This is one of the most incomprehensible 85 minutes of film ever
released, but the basic story involves two Canadian dicks (Barry
J. Gillis as Don, Bruce Roach as Fred), who turn up at Don's brother's
house for a few brews, only to find it seemingly empty. After
they have played a cassette tape of evil sounds and leafed through
a book of (unseen) ritual atrocities – both of which they
find in the fridge – brother Doug (Doug Bunston) turns up
to explain that his wife is pregnant with mutant monsters that
burst out of her stomach, the result of some dodgy fertility treatment
by a Dr Lucas (Jan W. Pachul). As these THINGS start
to infest the house, the survivors do what anyone would do in
such a situation – they sit around in the kitchen drinking
and holding random conversations. Eventually, some stuff happens
and some other people turn up and it all finally comes to a merciful
Shot on 8mm and post-dubbed later, Things is
almost entirely incoherent. The editing is so spectacularly ham-fisted
that it quickly becomes impossible to really follow what is happening
– though for the most part, what is happening is 'nothing'.
Instead, we get truly awful actors going through assorted mood
swings, muttering and shouting nonsensical dialogue and occasional
bursts of horror, all shot in what I assume is Dario Argento-inspired
but badly executed swathes of red and blue. The film lurches from
moment to moment, at one point cutting in an unexplained and unconnected
gory torture/mutilation scene, and the 'action' is punctuated
with footage of porn star Amber Lynn as a reporter, reading out
contradictory news reports about how the hapless pair have been
missing for sixteen days or discovered safe and well, despite
all the action taking place on one night and not ending well for
most of the cast. Lynn reads her dialogue from a cue card that
is positioned to her left, so her eye line is continually off.
Yet she's still the best performer here.
is riddled with movie references that are crowbarred in with a
remarkable lack of finesse – Evil Dead,
Last House on the Left, George Romero and Traci
Lords all get name checked, and the THINGS are like a
poor man's Deadly Spawn.
The cast appear to be wasted, and that would certainly be an explanation
for the post-production style too. This is the sort of film where
someone will take his coat off and put it in the freezer and it
doesn't seem odd. It's a film where the reaction to your sister-in-law
giving birth to monsters is to sit around the kitchen chatting,
and where we can spend five minutes watching the heroes looking
at the ceiling. This, kids, is your brain on drugs. It's an artistic
abomination by any normal standards, and yet...
There are films that are bad, and films that are so bad they're
good. Things is neither – despite what
some critics have said, this is just too slow, too
incompetent and too confused to really work at a Bad
Movie Night. Rather, Things is a film that somehow
moves beyond mere badness to become something of a fever-dream
experience.
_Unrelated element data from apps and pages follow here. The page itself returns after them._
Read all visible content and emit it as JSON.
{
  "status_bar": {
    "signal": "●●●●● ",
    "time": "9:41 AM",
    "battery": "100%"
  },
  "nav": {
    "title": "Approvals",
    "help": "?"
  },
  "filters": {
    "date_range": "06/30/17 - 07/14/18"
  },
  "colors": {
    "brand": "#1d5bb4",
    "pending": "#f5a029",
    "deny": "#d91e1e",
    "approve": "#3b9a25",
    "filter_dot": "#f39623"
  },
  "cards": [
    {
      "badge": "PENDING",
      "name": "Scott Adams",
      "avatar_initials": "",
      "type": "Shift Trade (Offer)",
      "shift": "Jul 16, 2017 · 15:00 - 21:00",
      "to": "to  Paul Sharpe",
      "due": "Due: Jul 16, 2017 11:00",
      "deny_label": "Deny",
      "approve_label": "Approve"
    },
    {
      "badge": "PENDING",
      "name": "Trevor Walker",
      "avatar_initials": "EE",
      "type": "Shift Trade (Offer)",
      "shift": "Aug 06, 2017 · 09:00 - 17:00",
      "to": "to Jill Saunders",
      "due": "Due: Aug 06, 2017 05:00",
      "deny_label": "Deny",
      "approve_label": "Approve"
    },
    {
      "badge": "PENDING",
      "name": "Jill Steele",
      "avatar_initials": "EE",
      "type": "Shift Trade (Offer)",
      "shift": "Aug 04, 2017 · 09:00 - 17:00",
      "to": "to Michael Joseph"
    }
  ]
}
It's the only film I've seen that captures, however
accidentally, the fractured, nonsensical nature of a nightmare.
The production style, the story and the lack of dramatic development
actually suggest that all those involved were entirely
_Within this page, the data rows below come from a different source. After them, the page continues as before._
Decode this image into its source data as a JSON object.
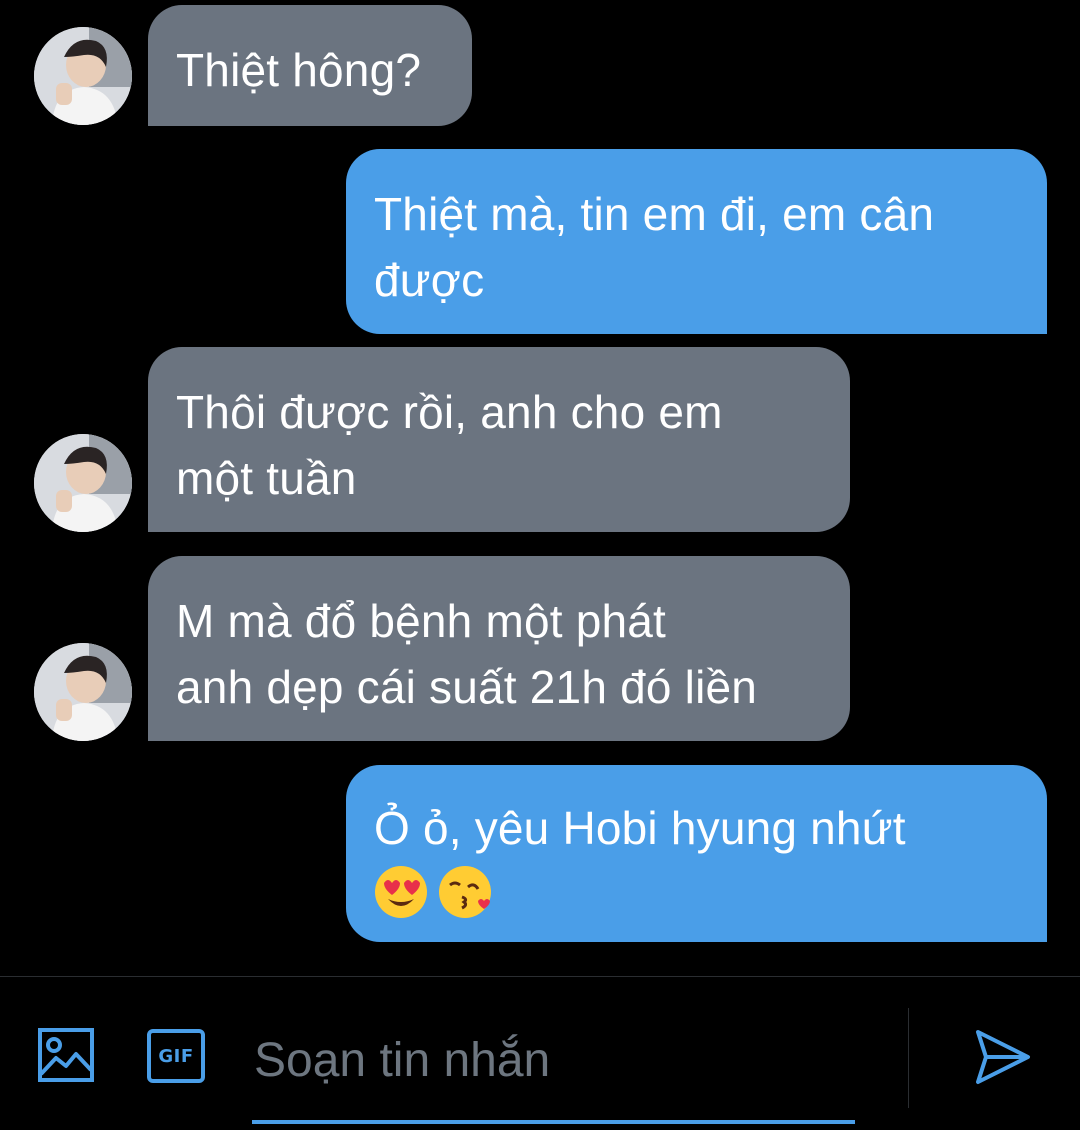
{
  "messages": [
    {
      "direction": "incoming",
      "lines": [
        "Thiệt hông?"
      ]
    },
    {
      "direction": "outgoing",
      "lines": [
        "Thiệt mà, tin em đi, em cân",
        "được"
      ]
    },
    {
      "direction": "incoming",
      "lines": [
        "Thôi được rồi, anh cho em",
        "một tuần"
      ]
    },
    {
      "direction": "incoming",
      "lines": [
        "M mà đổ bệnh một phát",
        "anh dẹp cái suất 21h đó liền"
      ]
    },
    {
      "direction": "outgoing",
      "lines": [
        "Ỏ ỏ, yêu Hobi hyung nhứt"
      ],
      "emojis": [
        "heart-eyes-emoji",
        "kissing-heart-emoji"
      ]
    }
  ],
  "composer": {
    "placeholder": "Soạn tin nhắn",
    "gif_label": "GIF",
    "image_icon": "image-icon",
    "send_icon": "send-icon"
  },
  "colors": {
    "background": "#000000",
    "incoming_bubble": "#6b7480",
    "outgoing_bubble": "#4a9ee8",
    "accent": "#4a9ee8",
    "placeholder": "#6d7680"
  }
}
unfamiliar with how movies work – it's as if you've given
a camera and several reels of film to people who had never actually
seen a film before and told them to shoot a horror movie. As such,
it becomes a curious slice of Outsider Art. Undoubtedly dreadful
by any conventional standards, yet clearly a very pure expression
of creativity that remains utterly unique. You simply couldn't
make a film like this by trying to.
So while not exactly a rewarding experience, Things
certainly deserves to be seen, if only to marvel at the sort of
mind that would make such a film and subsequently decide
it was good enough to actually show the world. And hell, Things
got a 1989 VHS release and is now on a shiny new special edition
DVD, so who's had the last laugh?
I T NOW (USA)